These symptoms will, typically, develop over a period of several weeks or months, and several will be present at the same time.
A number of effective medicines and psychological interventions are available to treat depression, and the illness can be successfully treated in the majority of people.
By visiting your doctor and having your depression diagnosed, you have already taken the first step on the road to recovery.
There are many myths and misconceptions about depression.
It is important to know that depression is not:
- Just feeling ‘a bit down’
Depression has a profound effect on your everyday life.
- A sign of weakness
Depression is caused by an imbalance of special chemical substances in the brain, called neuro transmitters. Personality and stressful life may trigger the imbalance.
- A ‘punishment’ because you are a bad person
Depression is an illness that can affect anyone.
- Something to feel guilty about
Remember, depression is not your fault.
Burden in the workplace
Depression is the most predominant mental health problem among working-age patients.1
Depression in the workplace is a leading cause of lost work productivity due to e.g. sick leave and early retirement.

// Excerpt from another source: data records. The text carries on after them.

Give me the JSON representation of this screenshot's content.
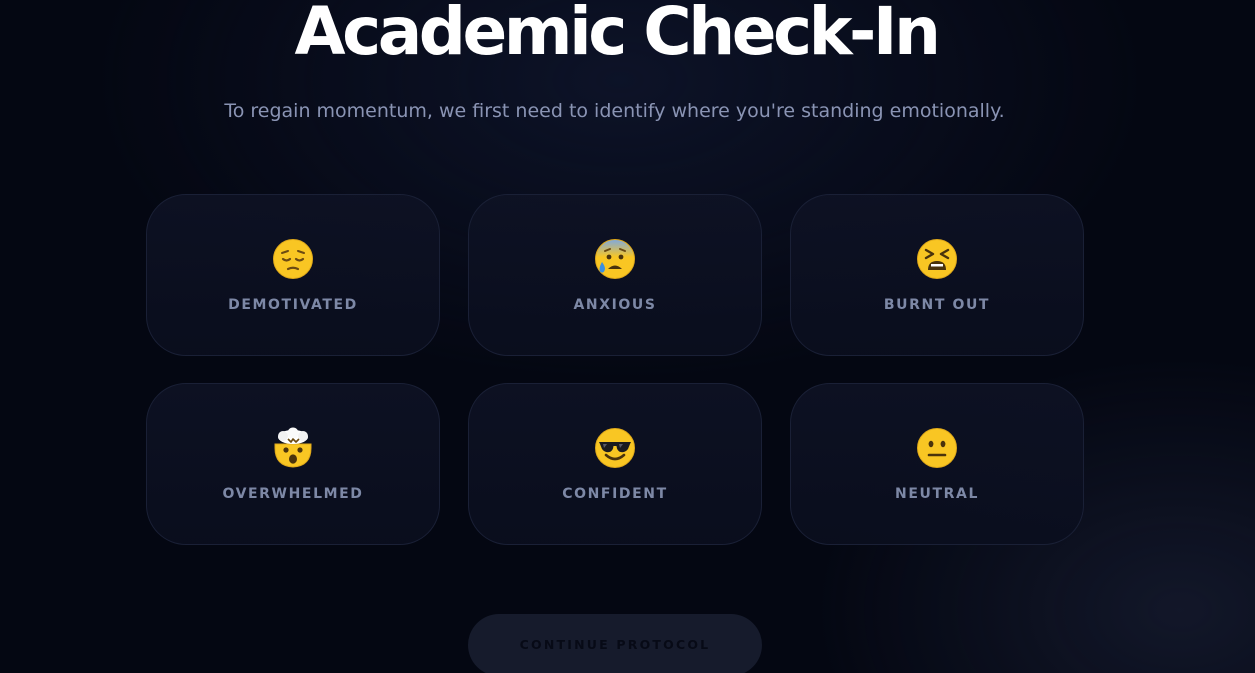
{
  "header": {
    "title": "Academic Check-In",
    "subtitle": "To regain momentum, we first need to identify where you're standing emotionally."
  },
  "moods": [
    {
      "label": "DEMOTIVATED",
      "icon": "pensive-face-icon"
    },
    {
      "label": "ANXIOUS",
      "icon": "anxious-face-with-sweat-icon"
    },
    {
      "label": "BURNT OUT",
      "icon": "tired-face-icon"
    },
    {
      "label": "OVERWHELMED",
      "icon": "exploding-head-icon"
    },
    {
      "label": "CONFIDENT",
      "icon": "smiling-face-with-sunglasses-icon"
    },
    {
      "label": "NEUTRAL",
      "icon": "neutral-face-icon"
    }
  ],
  "actions": {
    "continue_label": "CONTINUE PROTOCOL"
  },
  "colors": {
    "background": "#040712",
    "card_background": "#0c1022",
    "card_border": "#1a2036",
    "label": "#7d88a6",
    "subtitle": "#8a94b4",
    "emoji_yellow": "#f9c623",
    "button_background": "#161b2c"
  }
}
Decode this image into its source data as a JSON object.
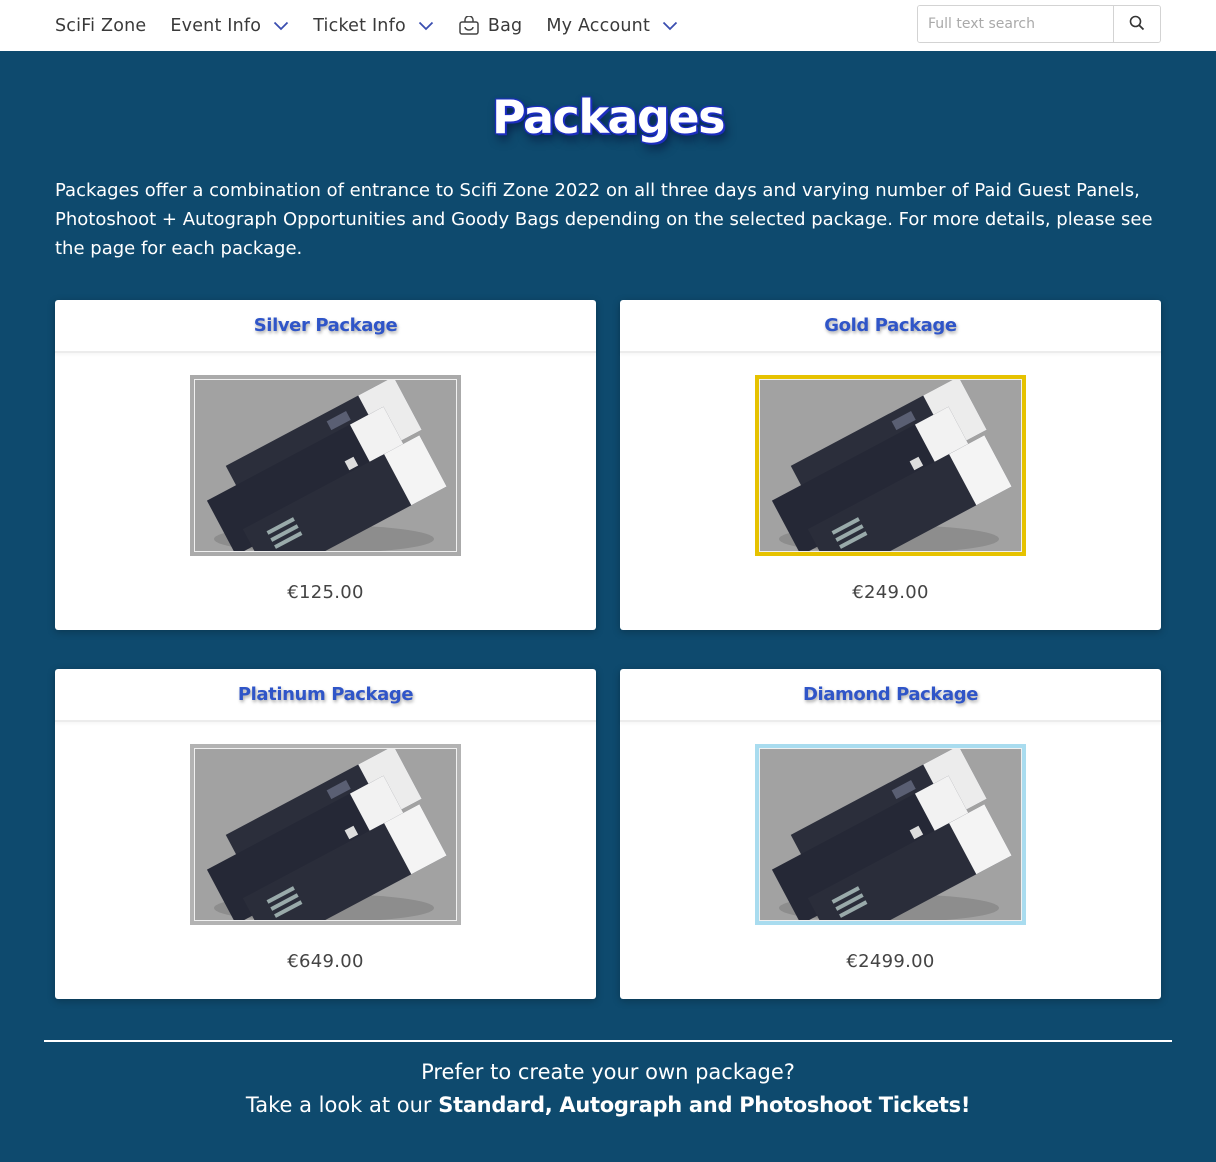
{
  "nav": {
    "brand": "SciFi Zone",
    "event_info": "Event Info",
    "ticket_info": "Ticket Info",
    "bag": "Bag",
    "my_account": "My Account",
    "search_placeholder": "Full text search"
  },
  "page": {
    "title": "Packages",
    "intro": "Packages offer a combination of entrance to Scifi Zone 2022 on all three days and varying number of Paid Guest Panels, Photoshoot + Autograph Opportunities and Goody Bags depending on the selected package. For more details, please see the page for each package."
  },
  "packages": [
    {
      "title": "Silver Package",
      "price": "€125.00",
      "border_color": "#aaaaaa"
    },
    {
      "title": "Gold Package",
      "price": "€249.00",
      "border_color": "#e6c200"
    },
    {
      "title": "Platinum Package",
      "price": "€649.00",
      "border_color": "#b3b3b3"
    },
    {
      "title": "Diamond Package",
      "price": "€2499.00",
      "border_color": "#a9dcef"
    }
  ],
  "cta": {
    "line1": "Prefer to create your own package?",
    "line2_prefix": "Take a look at our ",
    "line2_link": "Standard, Autograph and Photoshoot Tickets!"
  },
  "colors": {
    "background": "#0e4a6e",
    "card_title": "#2f55c8"
  }
}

Workers with depression report an average 5.6 hours per week lost productivity.1
Absenteeism and presenteeism represent over 50% of all costs related to depression.1
Cognitive dysfunction is a frequent but less recognised part of depression. Its impact on QoL (Quality of Life) and ability to function professionally or socially can be very detrimental.
Cognitive dysfunction is a key feature of depression, in both young and older adults, and has been reported to be present 94 % of the time during major depressive episodes.
The Stigma of Depression
Efforts must be made to tackle depression-related stigma so those afflicted are able to come forward and seek treatment.
Although awareness of the problem of depression has improved, the stigma attached to it remains.
A formal diagnosis of depression is not always made because sufferers fear being “labelled” as having a mental health problem. Therefore, most depression related problems tend to be referred to as “stress”.
Equally, stigma reduces the willingness of authorities to provide appropriate care.
Society needs to be better informed about depression, the symptoms and signs and the serious consequences of untreated depression.
Cognitive symptoms are:
- Slow thinking
- Trouble concentrating